The command start excel.exe "D:\Documents\data.csv" /c is used to open a CSV file called "data.csv" in Microsoft Excel from the "D:\Documents" folder. The "/c" option specifies the file delimiter, which in this instance is a comma (",").
Method 6: Using Powershell
You can use PowerShell to open a CSV file in Excel with the correct separator/delimiter.
Scripts look like this:
In this script, we first create a new instance of Excel using the New-Object cmdlet. We then set the visibility of Excel to true so that we can see the file that is opened.
Next, we open the CSV file using Workbooks.
Open the method and set the worksheet to the first sheet in the workbook using the Sheets.Item property.
To set the delimiter to a comma (","), we use the TextToColumns method on the range "A1" in the worksheet.
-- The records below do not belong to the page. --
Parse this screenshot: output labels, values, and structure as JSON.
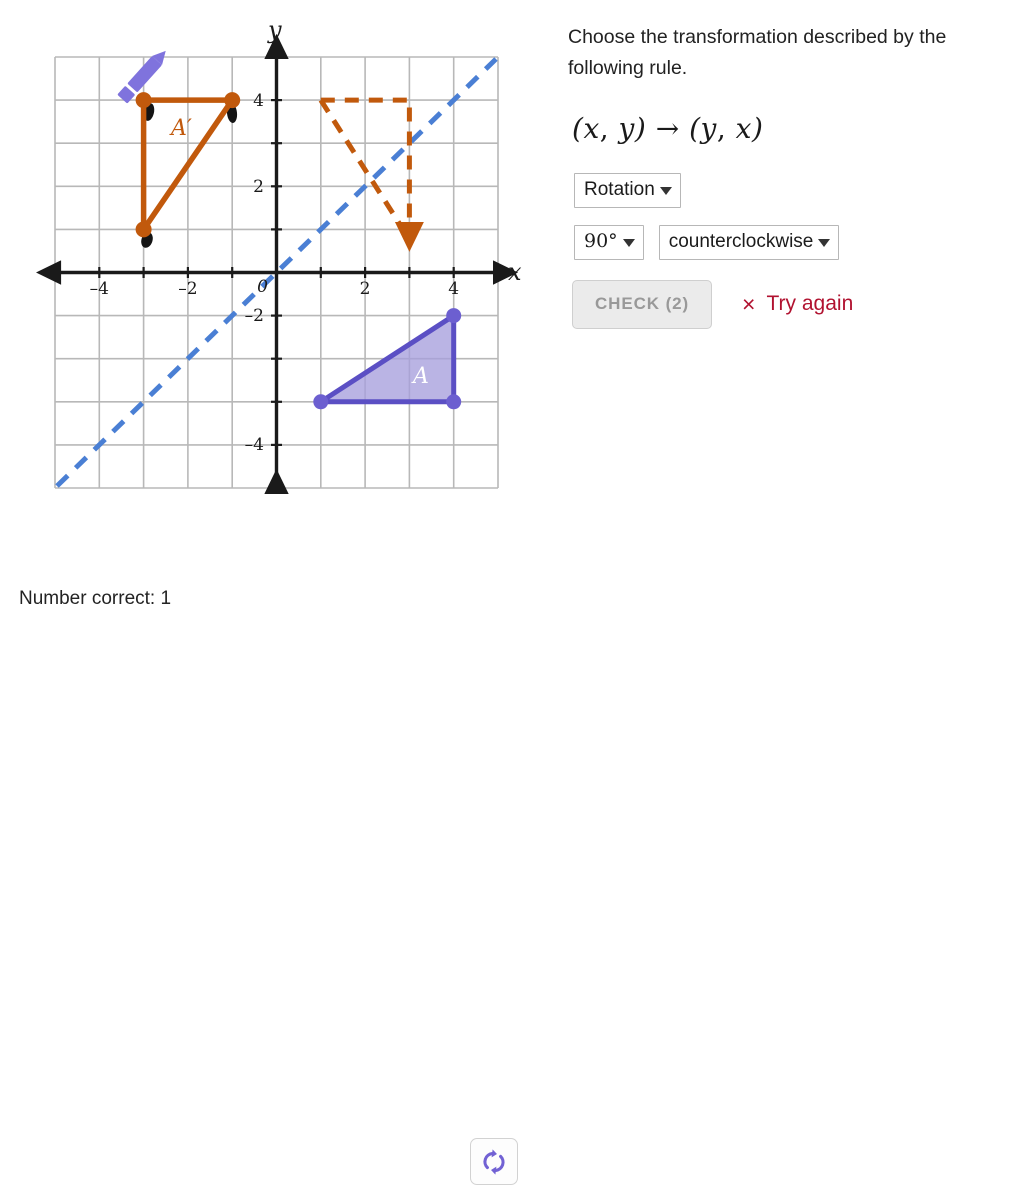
{
  "prompt": {
    "text": "Choose the transformation described by the following rule.",
    "rule_plain": "(x, y) → (y, x)",
    "rule_parts": {
      "open1": "(",
      "x1": "x",
      "comma1": ", ",
      "y1": "y",
      "close1": ")",
      "arrow": " → ",
      "open2": "(",
      "y2": "y",
      "comma2": ", ",
      "x2": "x",
      "close2": ")"
    }
  },
  "controls": {
    "transformation": {
      "label": "Rotation",
      "icon": "chevron-down-icon"
    },
    "angle": {
      "label": "90°",
      "icon": "chevron-down-icon"
    },
    "direction": {
      "label": "counterclockwise",
      "icon": "chevron-down-icon"
    },
    "check_button": {
      "label": "CHECK (2)",
      "attempts": 2,
      "disabled": true
    },
    "feedback": {
      "mark": "×",
      "text": "Try again",
      "color": "#b11230",
      "state": "incorrect"
    }
  },
  "footer": {
    "score_label": "Number correct: 1",
    "score_value": 1,
    "reset_button": {
      "icon": "refresh-icon",
      "color": "#7262d4"
    }
  },
  "chart_data": {
    "type": "scatter",
    "title": "",
    "xlabel": "x",
    "ylabel": "y",
    "xlim": [
      -5,
      5
    ],
    "ylim": [
      -5,
      5
    ],
    "xticks": [
      -4,
      -2,
      2,
      4
    ],
    "yticks": [
      4,
      2,
      -2,
      -4
    ],
    "origin_label": "0",
    "xtick_labels": [
      "–4",
      "–2",
      "2",
      "4"
    ],
    "ytick_labels": [
      "4",
      "2",
      "–2",
      "–4"
    ],
    "grid": true,
    "grid_step": 1,
    "grid_color": "#b5b5b5",
    "axis_color": "#1a1a1a",
    "legend": "none",
    "series": [
      {
        "name": "Preimage triangle A",
        "type": "polygon",
        "label": "A",
        "label_position": [
          3.1,
          -2.1
        ],
        "color": "#5b4fc4",
        "fill": "#a79fdd",
        "fill_opacity": 0.75,
        "style": "solid",
        "vertices": [
          [
            1,
            -3
          ],
          [
            4,
            -3
          ],
          [
            4,
            -1
          ]
        ],
        "vertex_markers": true
      },
      {
        "name": "Image triangle A-prime",
        "type": "polygon",
        "label": "A'",
        "label_position": [
          -2.35,
          3.1
        ],
        "color": "#c1590c",
        "fill": "none",
        "style": "solid",
        "vertices": [
          [
            -3,
            4
          ],
          [
            -1,
            4
          ],
          [
            -3,
            1
          ]
        ],
        "vertex_markers": true
      },
      {
        "name": "Correct answer outline",
        "type": "polygon",
        "label": "",
        "color": "#c1590c",
        "fill": "none",
        "style": "dashed",
        "vertices": [
          [
            1,
            4
          ],
          [
            3,
            4
          ],
          [
            3,
            1
          ]
        ],
        "vertex_markers": false
      },
      {
        "name": "Line of reflection y equals x",
        "type": "line",
        "label": "",
        "color": "#4a7fd4",
        "style": "dashed",
        "points": [
          [
            -5,
            -5
          ],
          [
            5,
            5
          ]
        ]
      }
    ],
    "cursor": {
      "name": "pencil-cursor",
      "color": "#7262d4",
      "position": [
        -2.7,
        4.55
      ]
    }
  }
}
The first parameter specifies the range to apply the delimiter to, the second parameter specifies the delimiter type (1 for comma), and the rest of the parameters can be set to $null or left as default values.
The "Text Import Wizard" lets you select the delimiter and other options when opening a CSV file in Excel. "start excel.exe "C:\path\to\your\file.csv" /c delimiter" opens the file directly in Excel with the chosen delimiter.
You can use the "Text to Columns" feature in Excel as mentioned above, which allows you to split the data in a column into multiple columns based on a delimiter of your choice, to change the delimiter that is used in a CSV file after it has been opened in Excel. This allows you to change the delimiter even after the file has been opened.
When Excel opens a CSV file with the wrong separator/delimiter, data may be split into incorrect columns, empty cells may be added between data, and special characters or spaces may be included in the data. The "Text Import Wizard" or "Text to Columns" option or a text editor can fix these issues.
You can open CSV delimited data in Excel using any of these five methods.